A 64-bit program allocates a 5 GB buffer and initially fills it with zeros. The loop then modifies it, filling it with non-zero values: we use “| 1” to ensure this.
And now try to guess how the code will run if it is compiled in x64 mode using Visual Studio 2015? Have you got the answer? If yes, then let’s continue.
If you run a debug version of this program, it’ll crash because it’ll index out of bounds. At some point the index variable will overflow, and its value will become ?2147483648 (INT_MIN).
Sounds logical, right? Nothing of the kind! This is an undefined behavior, and anything can happen.
To get more in-depth information, I suggest the following links:
- Integer overflow
- Understanding Integer Overflow in C/C++
- Is signed integer overflow still undefined behavior in C++?
An interesting thing – when I or somebody else says that this is an example of undefined behavior, people start grumbling. I don’t know why, but it feels like they assume that they know absolutely everything about C++, and how compilers work.
But in fact they aren’t really aware of it. If they knew, they would’t say something like this (group opinion):
This is some theoretical nonsense. Well, yes, formally the ‘int’ overflow leads to an undefined behavior.
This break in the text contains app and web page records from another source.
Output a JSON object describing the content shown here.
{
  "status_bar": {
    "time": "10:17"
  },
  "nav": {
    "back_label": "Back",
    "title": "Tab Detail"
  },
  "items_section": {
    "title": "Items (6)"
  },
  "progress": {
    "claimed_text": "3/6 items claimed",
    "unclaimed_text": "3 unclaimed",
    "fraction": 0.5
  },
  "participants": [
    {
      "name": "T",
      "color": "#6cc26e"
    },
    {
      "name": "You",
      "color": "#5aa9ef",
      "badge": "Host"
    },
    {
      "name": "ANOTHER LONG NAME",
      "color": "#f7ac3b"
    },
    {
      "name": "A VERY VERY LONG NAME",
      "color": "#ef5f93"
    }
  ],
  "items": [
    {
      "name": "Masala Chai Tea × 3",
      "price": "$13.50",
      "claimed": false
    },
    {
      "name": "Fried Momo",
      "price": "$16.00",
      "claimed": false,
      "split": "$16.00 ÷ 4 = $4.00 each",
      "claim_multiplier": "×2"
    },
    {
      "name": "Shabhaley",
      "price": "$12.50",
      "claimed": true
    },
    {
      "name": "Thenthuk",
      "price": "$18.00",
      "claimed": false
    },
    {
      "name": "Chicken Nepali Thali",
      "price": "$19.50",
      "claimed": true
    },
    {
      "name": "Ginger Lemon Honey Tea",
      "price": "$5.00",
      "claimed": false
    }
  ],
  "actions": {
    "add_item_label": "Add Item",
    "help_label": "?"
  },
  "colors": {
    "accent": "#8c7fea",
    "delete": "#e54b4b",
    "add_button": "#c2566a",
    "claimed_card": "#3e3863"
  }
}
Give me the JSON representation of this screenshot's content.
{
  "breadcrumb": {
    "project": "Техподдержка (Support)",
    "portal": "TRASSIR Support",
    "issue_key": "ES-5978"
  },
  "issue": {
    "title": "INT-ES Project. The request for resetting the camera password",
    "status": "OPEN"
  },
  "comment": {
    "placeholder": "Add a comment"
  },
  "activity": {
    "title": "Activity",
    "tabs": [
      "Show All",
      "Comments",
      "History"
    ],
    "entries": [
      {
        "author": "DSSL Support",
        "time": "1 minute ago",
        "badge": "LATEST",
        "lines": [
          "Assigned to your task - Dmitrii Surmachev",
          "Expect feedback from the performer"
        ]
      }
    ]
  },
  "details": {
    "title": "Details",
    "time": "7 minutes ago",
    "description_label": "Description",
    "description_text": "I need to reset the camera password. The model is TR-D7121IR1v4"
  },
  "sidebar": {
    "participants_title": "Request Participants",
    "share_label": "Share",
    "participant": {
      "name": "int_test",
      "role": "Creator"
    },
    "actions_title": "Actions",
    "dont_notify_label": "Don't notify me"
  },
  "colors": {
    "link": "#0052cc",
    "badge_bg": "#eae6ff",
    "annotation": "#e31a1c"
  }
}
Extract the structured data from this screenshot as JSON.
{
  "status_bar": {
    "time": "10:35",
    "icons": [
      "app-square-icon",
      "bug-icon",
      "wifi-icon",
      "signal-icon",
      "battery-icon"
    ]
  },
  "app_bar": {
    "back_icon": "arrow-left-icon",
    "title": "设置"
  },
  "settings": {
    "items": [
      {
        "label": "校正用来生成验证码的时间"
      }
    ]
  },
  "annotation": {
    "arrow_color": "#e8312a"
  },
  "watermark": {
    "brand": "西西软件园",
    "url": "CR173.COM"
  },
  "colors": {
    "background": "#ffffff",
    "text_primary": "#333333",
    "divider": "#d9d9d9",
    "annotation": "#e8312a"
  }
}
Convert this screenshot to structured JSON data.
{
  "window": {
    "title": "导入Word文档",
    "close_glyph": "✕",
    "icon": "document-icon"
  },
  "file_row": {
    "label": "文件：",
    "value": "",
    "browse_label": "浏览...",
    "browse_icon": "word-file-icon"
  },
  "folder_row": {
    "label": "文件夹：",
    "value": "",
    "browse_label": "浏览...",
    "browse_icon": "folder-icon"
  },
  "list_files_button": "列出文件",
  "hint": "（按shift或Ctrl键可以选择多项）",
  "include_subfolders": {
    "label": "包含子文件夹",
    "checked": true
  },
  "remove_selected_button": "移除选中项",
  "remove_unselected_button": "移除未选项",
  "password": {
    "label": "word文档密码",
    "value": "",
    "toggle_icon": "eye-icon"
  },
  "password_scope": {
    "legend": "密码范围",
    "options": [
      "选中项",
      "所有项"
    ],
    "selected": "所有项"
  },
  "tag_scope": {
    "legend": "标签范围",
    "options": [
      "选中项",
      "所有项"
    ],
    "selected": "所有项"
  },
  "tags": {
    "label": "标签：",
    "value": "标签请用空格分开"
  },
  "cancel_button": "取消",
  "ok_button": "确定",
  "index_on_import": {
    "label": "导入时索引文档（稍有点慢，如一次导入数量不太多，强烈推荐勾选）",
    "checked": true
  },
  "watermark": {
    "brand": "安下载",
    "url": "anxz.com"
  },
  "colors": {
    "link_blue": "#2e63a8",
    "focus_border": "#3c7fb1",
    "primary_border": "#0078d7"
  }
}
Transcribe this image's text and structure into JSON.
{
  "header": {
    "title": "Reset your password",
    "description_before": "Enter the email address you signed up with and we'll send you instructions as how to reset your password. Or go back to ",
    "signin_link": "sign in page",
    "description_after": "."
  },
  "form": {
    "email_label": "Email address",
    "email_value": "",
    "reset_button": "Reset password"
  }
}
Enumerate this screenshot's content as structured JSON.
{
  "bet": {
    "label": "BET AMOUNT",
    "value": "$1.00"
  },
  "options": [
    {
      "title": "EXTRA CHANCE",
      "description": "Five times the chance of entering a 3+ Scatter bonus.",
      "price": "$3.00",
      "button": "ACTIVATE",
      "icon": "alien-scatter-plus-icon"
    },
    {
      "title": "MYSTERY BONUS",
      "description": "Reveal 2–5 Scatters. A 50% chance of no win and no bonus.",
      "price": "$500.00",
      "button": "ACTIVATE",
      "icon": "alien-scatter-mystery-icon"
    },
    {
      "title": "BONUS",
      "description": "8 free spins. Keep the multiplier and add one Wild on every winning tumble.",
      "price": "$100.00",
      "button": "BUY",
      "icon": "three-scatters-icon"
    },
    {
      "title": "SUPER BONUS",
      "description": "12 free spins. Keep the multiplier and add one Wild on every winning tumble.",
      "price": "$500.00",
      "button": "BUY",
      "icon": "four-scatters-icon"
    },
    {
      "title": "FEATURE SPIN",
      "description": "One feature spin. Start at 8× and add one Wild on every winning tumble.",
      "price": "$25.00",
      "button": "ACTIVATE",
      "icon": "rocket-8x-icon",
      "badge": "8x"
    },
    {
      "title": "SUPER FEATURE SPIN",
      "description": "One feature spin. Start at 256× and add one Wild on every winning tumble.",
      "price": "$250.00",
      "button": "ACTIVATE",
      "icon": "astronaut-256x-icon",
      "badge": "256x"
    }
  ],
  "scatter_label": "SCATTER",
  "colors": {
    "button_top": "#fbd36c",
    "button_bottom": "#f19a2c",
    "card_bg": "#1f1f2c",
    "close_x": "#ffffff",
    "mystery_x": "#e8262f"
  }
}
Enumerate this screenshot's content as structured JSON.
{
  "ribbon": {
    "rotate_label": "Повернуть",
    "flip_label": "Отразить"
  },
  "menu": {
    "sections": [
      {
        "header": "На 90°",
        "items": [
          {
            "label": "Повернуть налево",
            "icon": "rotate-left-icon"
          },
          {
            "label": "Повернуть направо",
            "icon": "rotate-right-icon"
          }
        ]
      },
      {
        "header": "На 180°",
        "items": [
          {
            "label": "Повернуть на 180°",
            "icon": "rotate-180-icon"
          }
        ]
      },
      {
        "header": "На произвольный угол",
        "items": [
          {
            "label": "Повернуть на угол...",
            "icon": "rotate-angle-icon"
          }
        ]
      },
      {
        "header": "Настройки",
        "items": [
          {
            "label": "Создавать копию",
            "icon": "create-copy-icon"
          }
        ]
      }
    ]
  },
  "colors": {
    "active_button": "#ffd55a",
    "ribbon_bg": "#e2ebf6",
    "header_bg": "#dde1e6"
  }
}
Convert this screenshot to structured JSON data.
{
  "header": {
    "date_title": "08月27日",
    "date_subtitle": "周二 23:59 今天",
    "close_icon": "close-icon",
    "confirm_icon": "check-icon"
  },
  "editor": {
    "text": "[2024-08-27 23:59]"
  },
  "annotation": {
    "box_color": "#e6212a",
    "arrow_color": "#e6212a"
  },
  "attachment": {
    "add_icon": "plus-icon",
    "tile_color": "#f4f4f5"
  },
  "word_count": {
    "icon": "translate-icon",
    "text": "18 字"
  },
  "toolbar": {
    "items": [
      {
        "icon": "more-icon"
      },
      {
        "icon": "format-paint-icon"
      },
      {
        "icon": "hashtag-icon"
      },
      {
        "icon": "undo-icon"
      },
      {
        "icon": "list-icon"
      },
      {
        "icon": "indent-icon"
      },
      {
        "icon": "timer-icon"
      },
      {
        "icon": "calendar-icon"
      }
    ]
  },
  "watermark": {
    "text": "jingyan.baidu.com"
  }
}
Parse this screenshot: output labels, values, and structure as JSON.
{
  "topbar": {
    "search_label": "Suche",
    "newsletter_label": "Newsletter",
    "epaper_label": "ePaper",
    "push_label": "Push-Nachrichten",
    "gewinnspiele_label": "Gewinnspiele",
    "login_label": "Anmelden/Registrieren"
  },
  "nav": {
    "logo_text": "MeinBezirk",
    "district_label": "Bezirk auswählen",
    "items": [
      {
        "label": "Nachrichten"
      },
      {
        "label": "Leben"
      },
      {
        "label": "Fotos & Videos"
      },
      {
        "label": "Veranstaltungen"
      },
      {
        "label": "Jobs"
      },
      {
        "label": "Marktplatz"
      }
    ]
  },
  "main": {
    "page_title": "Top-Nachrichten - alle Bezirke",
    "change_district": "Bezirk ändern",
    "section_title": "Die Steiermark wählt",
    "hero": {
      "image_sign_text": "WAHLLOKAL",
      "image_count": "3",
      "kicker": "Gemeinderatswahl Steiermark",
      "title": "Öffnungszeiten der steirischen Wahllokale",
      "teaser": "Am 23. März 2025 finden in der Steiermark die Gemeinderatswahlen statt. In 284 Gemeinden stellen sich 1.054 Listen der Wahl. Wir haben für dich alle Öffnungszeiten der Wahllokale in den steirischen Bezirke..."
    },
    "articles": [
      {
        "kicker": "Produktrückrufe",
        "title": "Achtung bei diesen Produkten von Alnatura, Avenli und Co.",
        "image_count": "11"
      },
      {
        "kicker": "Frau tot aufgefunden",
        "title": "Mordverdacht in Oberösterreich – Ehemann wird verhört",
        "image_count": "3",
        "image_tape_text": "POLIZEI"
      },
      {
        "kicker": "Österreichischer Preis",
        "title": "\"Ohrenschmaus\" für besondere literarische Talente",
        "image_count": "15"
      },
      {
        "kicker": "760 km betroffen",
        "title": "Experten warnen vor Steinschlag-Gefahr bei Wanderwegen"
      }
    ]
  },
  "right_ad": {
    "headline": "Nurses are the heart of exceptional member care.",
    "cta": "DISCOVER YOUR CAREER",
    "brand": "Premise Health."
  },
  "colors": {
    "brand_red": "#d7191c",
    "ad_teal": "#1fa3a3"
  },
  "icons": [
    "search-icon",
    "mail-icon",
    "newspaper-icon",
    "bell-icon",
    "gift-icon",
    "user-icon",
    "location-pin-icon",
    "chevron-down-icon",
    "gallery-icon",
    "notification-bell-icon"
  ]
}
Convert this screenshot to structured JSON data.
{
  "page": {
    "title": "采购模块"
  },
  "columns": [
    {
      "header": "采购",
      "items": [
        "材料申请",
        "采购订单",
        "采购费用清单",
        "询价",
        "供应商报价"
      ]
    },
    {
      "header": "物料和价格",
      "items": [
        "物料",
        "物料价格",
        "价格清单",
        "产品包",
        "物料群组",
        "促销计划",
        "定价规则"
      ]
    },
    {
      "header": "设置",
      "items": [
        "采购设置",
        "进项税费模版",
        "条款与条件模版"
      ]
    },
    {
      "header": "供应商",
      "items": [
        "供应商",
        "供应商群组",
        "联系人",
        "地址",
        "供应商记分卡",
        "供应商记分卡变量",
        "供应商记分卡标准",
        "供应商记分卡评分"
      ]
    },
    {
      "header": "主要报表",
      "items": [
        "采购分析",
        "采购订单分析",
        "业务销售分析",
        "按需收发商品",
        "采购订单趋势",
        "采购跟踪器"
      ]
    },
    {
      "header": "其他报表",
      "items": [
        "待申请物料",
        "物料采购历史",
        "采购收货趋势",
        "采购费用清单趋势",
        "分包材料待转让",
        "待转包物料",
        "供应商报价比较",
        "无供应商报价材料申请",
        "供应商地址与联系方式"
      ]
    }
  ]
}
But it’s nothing more but some jabbering. In practice, we can always tell what we will get. If you add 1 to INT_MAX then we’ll have INT_MIN. Maybe somewhere in the universe there are some exotic architectures, but my Visual C++ / GCC compiler gives an incorrect result.
And now without any magic, I will give a demonstration of UB using a simple example, and not on some fairy architecture either, but a Win64-program.
It would be enough to build the example given above in the Release mode and run it. The program will cease crashing, and the warning “the last array element contains 0” won’t be issued.
The undefined behavior reveals itself in the following way. The array will be completely filled, in spite of the fact that the index variable of int type isn’t wide enough to index all the array elements. Those who still don’t believe me, should have a look at the assembly code:
int index = 0; for (size_t i = 0; i != Count; i++) 000000013F6D102D xor ecx,ecx 000000013F6D102F nop array[index++] = char(i) | 1; 000000013F6D1030 movzx edx,cl 000000013F6D1033 or dl,1 000000013F6D1036 mov byte ptr [rcx+rbx],dl 000000013F6D1039 inc rcx 000000013F6D103C cmp rcx,rdi 000000013F6D103F jne main+30h (013F6D1030h)
Here is the UB! And no exotic compilers were used, it’s just VS2015.
If you replace int with unsigned, the undefined behavior will disappear. The array will only be partially filled, and at the end we will have a message – “the last array element contains 0”.
Assembly code with the unsigned:
unsigned index = 0; 000000013F07102D xor r9d,r9d for (size_t i = 0; i != Count; i++) 000000013F071030 mov ecx,r9d 000000013F071033 nop dword ptr [rax] 000000013F071037 nop word ptr [rax+rax] array[index++] = char(i) | 1; 000000013F071040 movzx r8d,cl 000000013F071044 mov edx,r9d 000000013F071047 or r8b,1 000000013F07104B inc r9d 000000013F07104E inc rcx 000000013F071051 mov byte ptr [rdx+rbx],r8b 000000013F071055 cmp rcx,rdi 000000013F071058 jne main+40h (013F071040h)
You must use proper data types for your programs to run properly. If you are going to work with large-size arrays, forget about int and unsigned. So the proper types are ptrdiff_t, intptr_t, size_t, DWORD_PTR, std::vector::size_type and so on. In this case it is size_t:
size_t index = 0; for (size_t i = 0; i != Count; i++) array[index++] = char(i) | 1;
If the C/C++ language rules result in undefined behavior, don’t argue with them or try to predict the way they’ll behave in the future. Just don’t write such dangerous code.
There are a whole lot of stubborn programmers who don’t want to see anything suspicious in shifting negative numbers, comparing this with null or signed types overflowing.
Don’t be like that. The fact that the program is working now doesn’t mean that everything is fine. The way UB will reveal itself is impossible to predict. Expected program behavior is one of the variants of UB.
Written by Andrey Karpov.
This error was found with PVS-Studio static analysis tool.